● **WHAT YOU HAVE TO DO**: Tally every line of the entries that contains the string "false", then reply with only that number.

(Web page and app entries)
+++
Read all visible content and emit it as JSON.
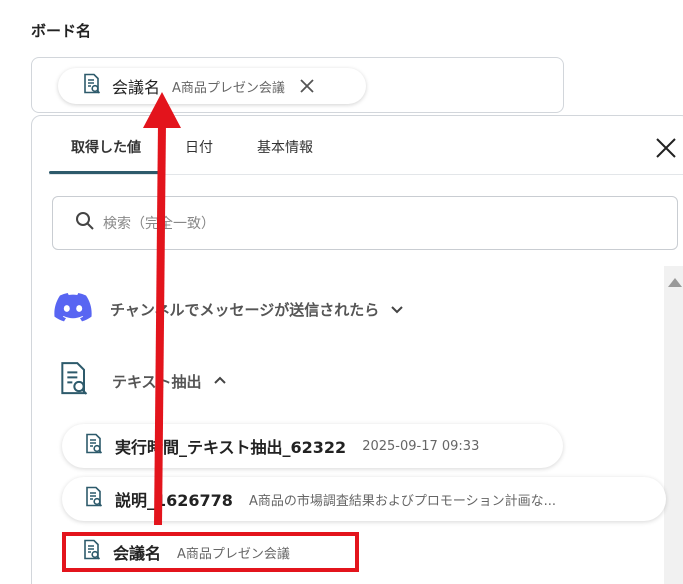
{
  "field": {
    "label": "ボード名"
  },
  "selected_chip": {
    "name": "会議名",
    "value": "A商品プレゼン会議",
    "icon": "document-search-icon"
  },
  "dropdown": {
    "tabs": [
      {
        "label": "取得した値",
        "active": true
      },
      {
        "label": "日付",
        "active": false
      },
      {
        "label": "基本情報",
        "active": false
      }
    ],
    "search": {
      "placeholder": "検索（完全一致）"
    },
    "sections": [
      {
        "title": "チャンネルでメッセージが送信されたら",
        "icon": "discord-icon",
        "expanded": false
      },
      {
        "title": "テキスト抽出",
        "icon": "document-search-icon",
        "expanded": true
      }
    ],
    "items": [
      {
        "name": "実行時間_テキスト抽出_62322",
        "value": "2025-09-17 09:33"
      },
      {
        "name": "説明_1626778",
        "value": "A商品の市場調査結果およびプロモーション計画な..."
      },
      {
        "name": "会議名",
        "value": "A商品プレゼン会議"
      }
    ]
  },
  "colors": {
    "accent": "#2d5a6b",
    "annotation": "#e3141c",
    "discord": "#5865f2"
  }
}
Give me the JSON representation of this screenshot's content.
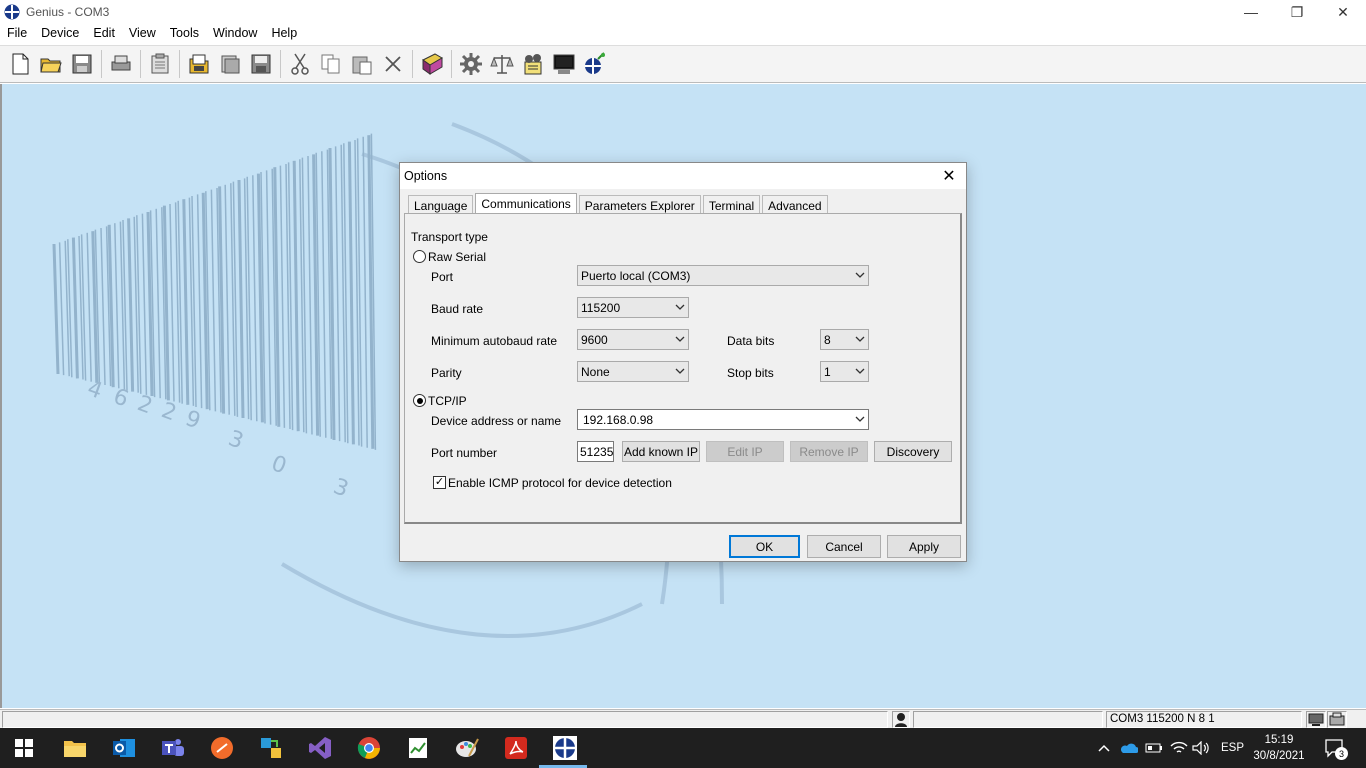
{
  "window": {
    "title": "Genius - COM3",
    "minimize_glyph": "—",
    "maximize_glyph": "❐",
    "close_glyph": "✕"
  },
  "menu": [
    "File",
    "Device",
    "Edit",
    "View",
    "Tools",
    "Window",
    "Help"
  ],
  "toolbar": {
    "groups": [
      [
        "new-file-icon",
        "open-folder-icon",
        "save-icon"
      ],
      [
        "print-icon"
      ],
      [
        "properties-icon"
      ],
      [
        "open-device-icon",
        "copy-document-icon",
        "save-device-icon"
      ],
      [
        "cut-icon",
        "copy-icon",
        "paste-icon",
        "delete-icon"
      ],
      [
        "book-icon"
      ],
      [
        "gear-icon",
        "scale-icon",
        "settings-gears-icon",
        "terminal-icon",
        "connect-icon"
      ]
    ]
  },
  "dialog": {
    "title": "Options",
    "close_glyph": "✕",
    "tabs": [
      "Language",
      "Communications",
      "Parameters Explorer",
      "Terminal",
      "Advanced"
    ],
    "active_tab": "Communications",
    "transport_type_label": "Transport type",
    "raw_serial_label": "Raw Serial",
    "raw_serial_selected": false,
    "port_label": "Port",
    "port_value": "Puerto local (COM3)",
    "baud_rate_label": "Baud rate",
    "baud_rate_value": "115200",
    "min_autobaud_label": "Minimum autobaud rate",
    "min_autobaud_value": "9600",
    "data_bits_label": "Data bits",
    "data_bits_value": "8",
    "parity_label": "Parity",
    "parity_value": "None",
    "stop_bits_label": "Stop bits",
    "stop_bits_value": "1",
    "tcpip_label": "TCP/IP",
    "tcpip_selected": true,
    "device_address_label": "Device address or name",
    "device_address_value": "192.168.0.98",
    "port_number_label": "Port number",
    "port_number_value": "51235",
    "add_known_ip_label": "Add known IP",
    "edit_ip_label": "Edit IP",
    "remove_ip_label": "Remove IP",
    "discovery_label": "Discovery",
    "icmp_label": "Enable ICMP protocol for device detection",
    "icmp_checked": true,
    "check_glyph": "✓",
    "ok_label": "OK",
    "cancel_label": "Cancel",
    "apply_label": "Apply"
  },
  "statusbar": {
    "connection_info": "COM3 115200 N 8 1"
  },
  "taskbar": {
    "apps": [
      "windows-start-icon",
      "file-explorer-icon",
      "outlook-icon",
      "teams-icon",
      "sublime-icon",
      "ide-icon",
      "visual-studio-icon",
      "chrome-icon",
      "notepad-icon",
      "paint-icon",
      "acrobat-icon",
      "genius-icon"
    ],
    "language": "ESP",
    "time": "15:19",
    "date": "30/8/2021",
    "notification_count": "3"
  },
  "colors": {
    "workspace_bg": "#c5e2f5",
    "accent": "#0078d7",
    "taskbar_bg": "#1f1f1f"
  }
}
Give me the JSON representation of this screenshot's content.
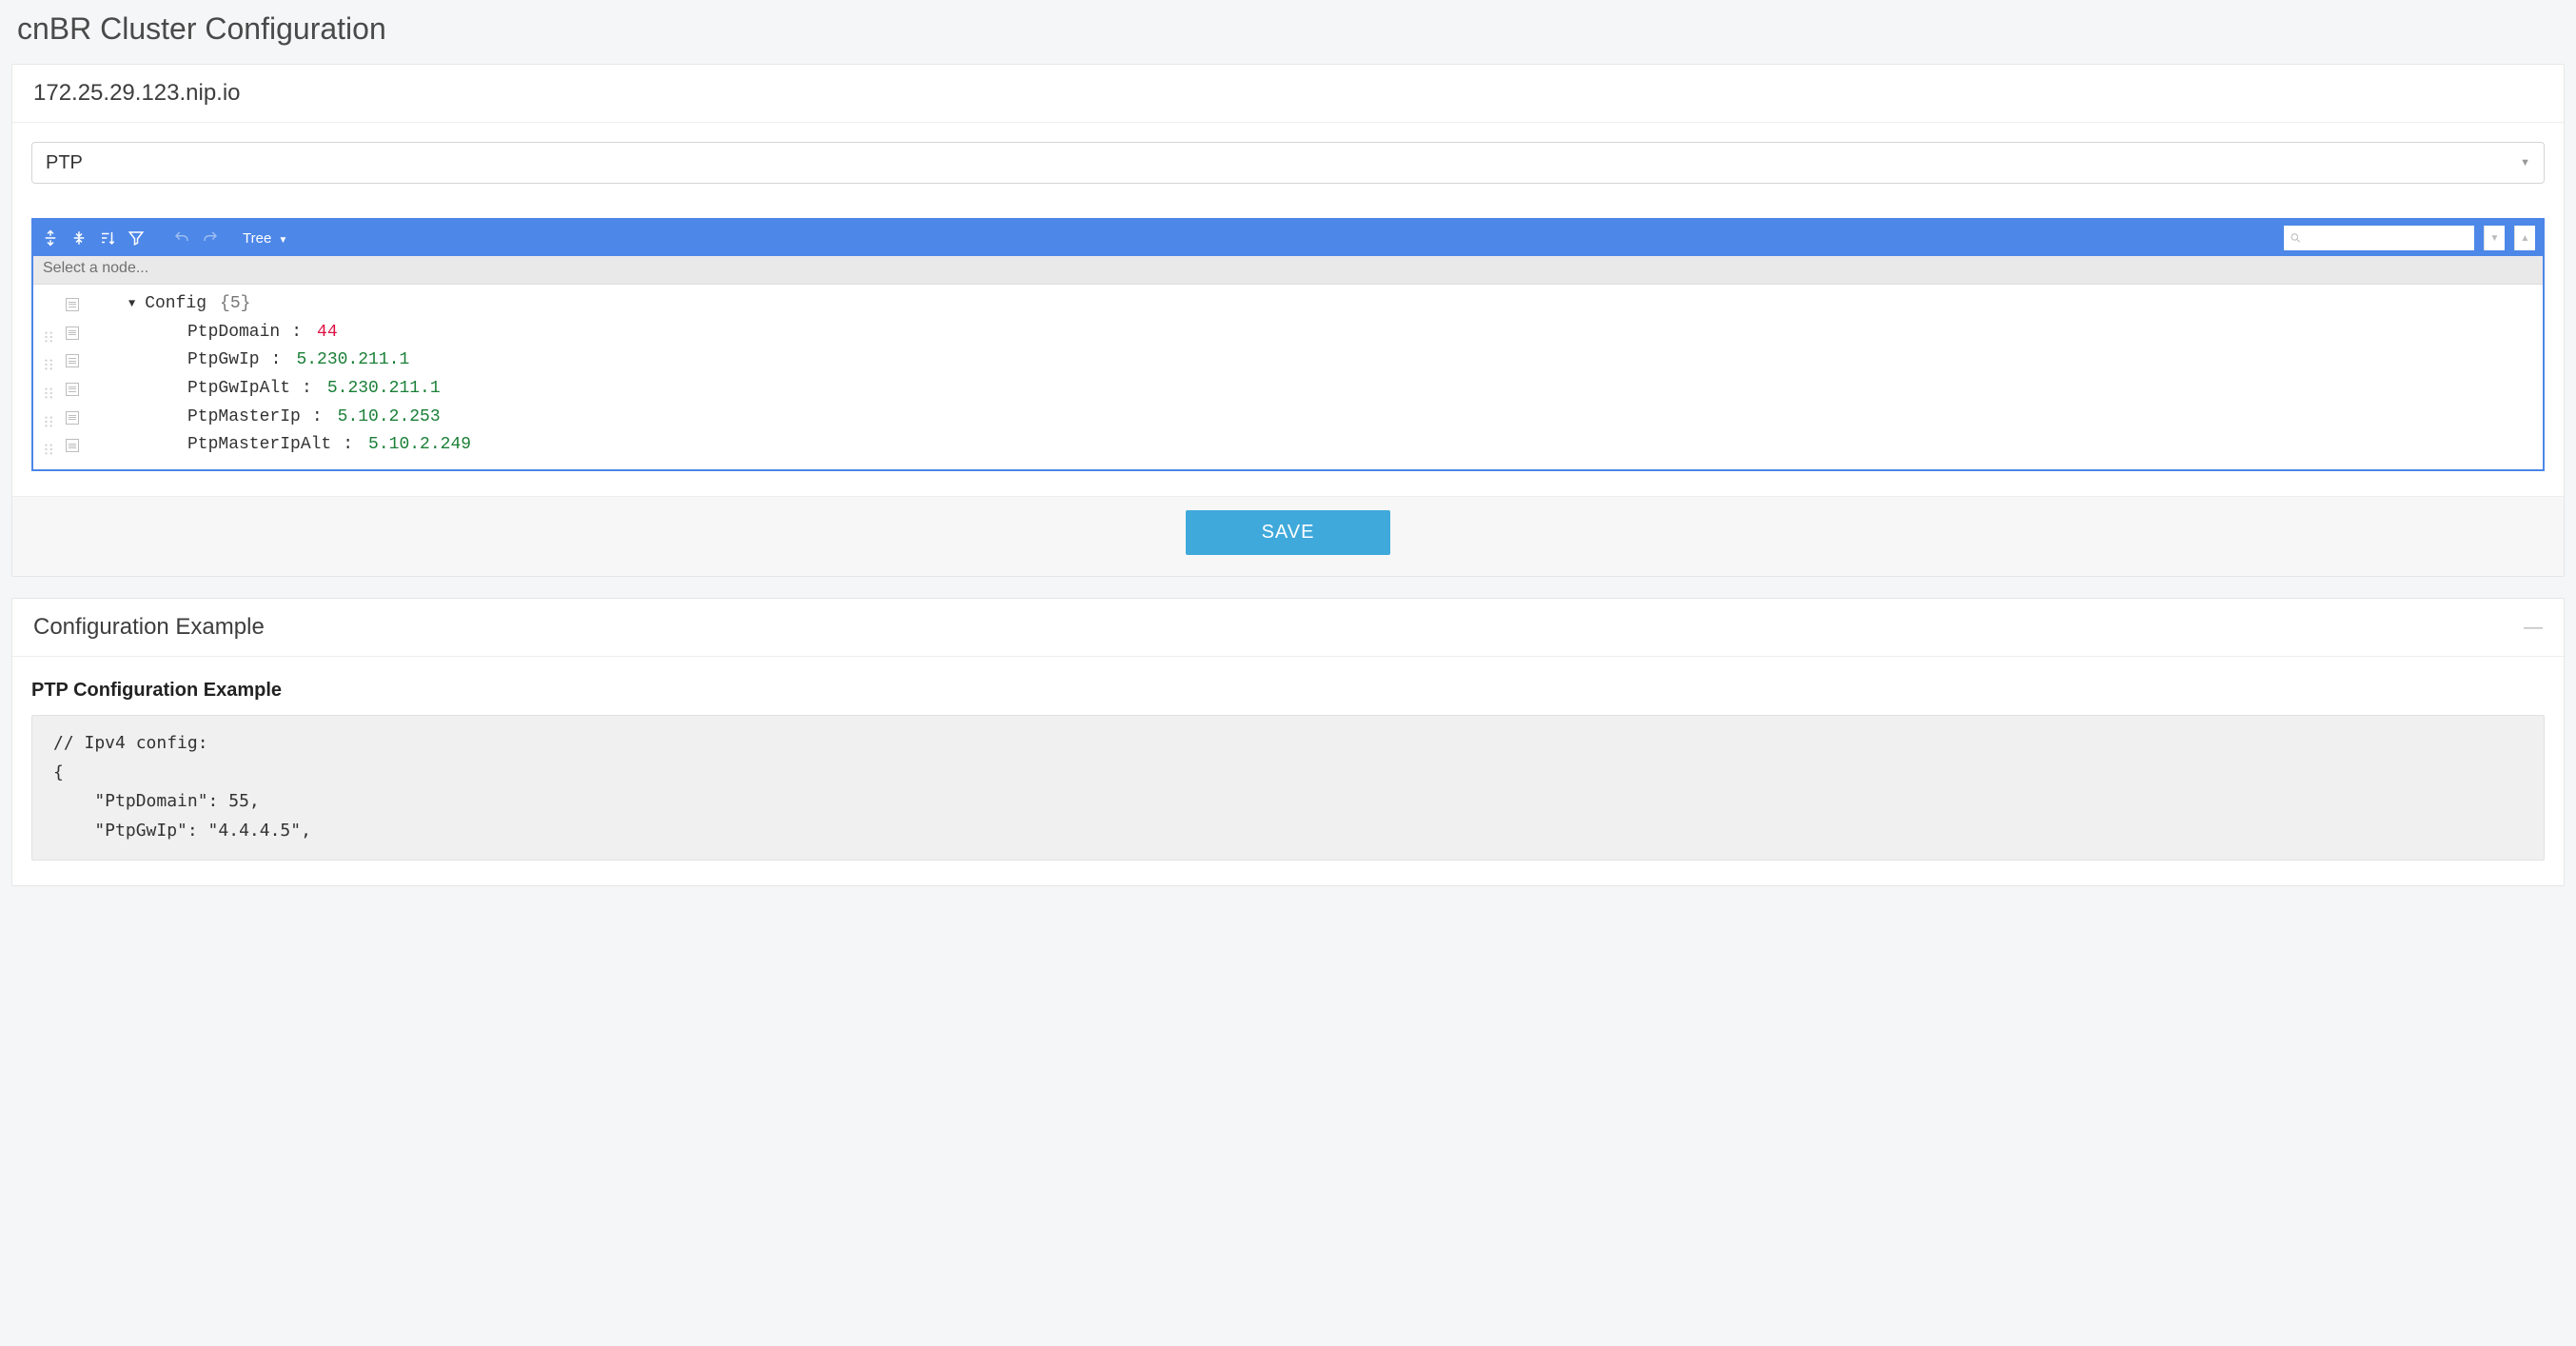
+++
● **YOUR RESPONSE**: 4